[Prompt]:
Wherever the word "track" occurs in the listing, copy the whole line.

[Recorded data]:
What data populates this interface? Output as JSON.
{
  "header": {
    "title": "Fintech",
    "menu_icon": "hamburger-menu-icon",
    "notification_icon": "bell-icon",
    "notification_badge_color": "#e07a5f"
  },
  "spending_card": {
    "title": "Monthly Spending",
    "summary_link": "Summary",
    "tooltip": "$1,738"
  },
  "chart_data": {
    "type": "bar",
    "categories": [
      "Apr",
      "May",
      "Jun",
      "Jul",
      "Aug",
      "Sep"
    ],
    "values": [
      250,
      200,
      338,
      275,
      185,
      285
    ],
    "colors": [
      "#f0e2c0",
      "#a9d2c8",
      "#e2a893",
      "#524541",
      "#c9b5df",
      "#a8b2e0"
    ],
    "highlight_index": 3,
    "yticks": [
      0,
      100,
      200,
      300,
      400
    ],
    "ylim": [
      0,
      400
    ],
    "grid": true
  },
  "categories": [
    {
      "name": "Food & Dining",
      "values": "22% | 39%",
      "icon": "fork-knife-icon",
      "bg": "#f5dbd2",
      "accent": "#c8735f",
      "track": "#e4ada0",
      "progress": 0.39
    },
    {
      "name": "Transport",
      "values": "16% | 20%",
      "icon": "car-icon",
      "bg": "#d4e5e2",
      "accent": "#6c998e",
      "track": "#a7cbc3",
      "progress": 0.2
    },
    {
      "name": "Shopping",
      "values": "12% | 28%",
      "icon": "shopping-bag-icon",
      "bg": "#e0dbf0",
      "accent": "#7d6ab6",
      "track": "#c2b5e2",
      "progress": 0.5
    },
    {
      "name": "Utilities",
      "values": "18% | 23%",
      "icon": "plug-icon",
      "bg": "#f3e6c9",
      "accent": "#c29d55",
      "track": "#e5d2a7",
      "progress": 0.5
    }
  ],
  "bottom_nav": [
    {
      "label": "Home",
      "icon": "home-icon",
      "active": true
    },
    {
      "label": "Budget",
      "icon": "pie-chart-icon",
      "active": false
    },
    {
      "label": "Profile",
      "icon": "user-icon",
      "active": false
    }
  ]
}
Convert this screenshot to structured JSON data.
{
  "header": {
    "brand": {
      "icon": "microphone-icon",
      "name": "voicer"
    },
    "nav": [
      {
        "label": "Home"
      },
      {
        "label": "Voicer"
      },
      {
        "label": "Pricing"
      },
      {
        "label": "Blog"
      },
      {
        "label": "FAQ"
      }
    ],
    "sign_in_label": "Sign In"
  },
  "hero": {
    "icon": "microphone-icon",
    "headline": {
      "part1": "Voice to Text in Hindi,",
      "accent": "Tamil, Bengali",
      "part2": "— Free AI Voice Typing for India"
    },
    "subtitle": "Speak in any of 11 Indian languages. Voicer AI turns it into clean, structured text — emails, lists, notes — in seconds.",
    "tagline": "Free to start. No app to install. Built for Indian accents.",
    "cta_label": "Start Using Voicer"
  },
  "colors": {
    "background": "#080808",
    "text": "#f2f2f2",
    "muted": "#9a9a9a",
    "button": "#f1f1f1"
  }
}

[Response area]:
      "track": "#e4ada0",
      "track": "#a7cbc3",
      "track": "#c2b5e2",
      "track": "#e5d2a7",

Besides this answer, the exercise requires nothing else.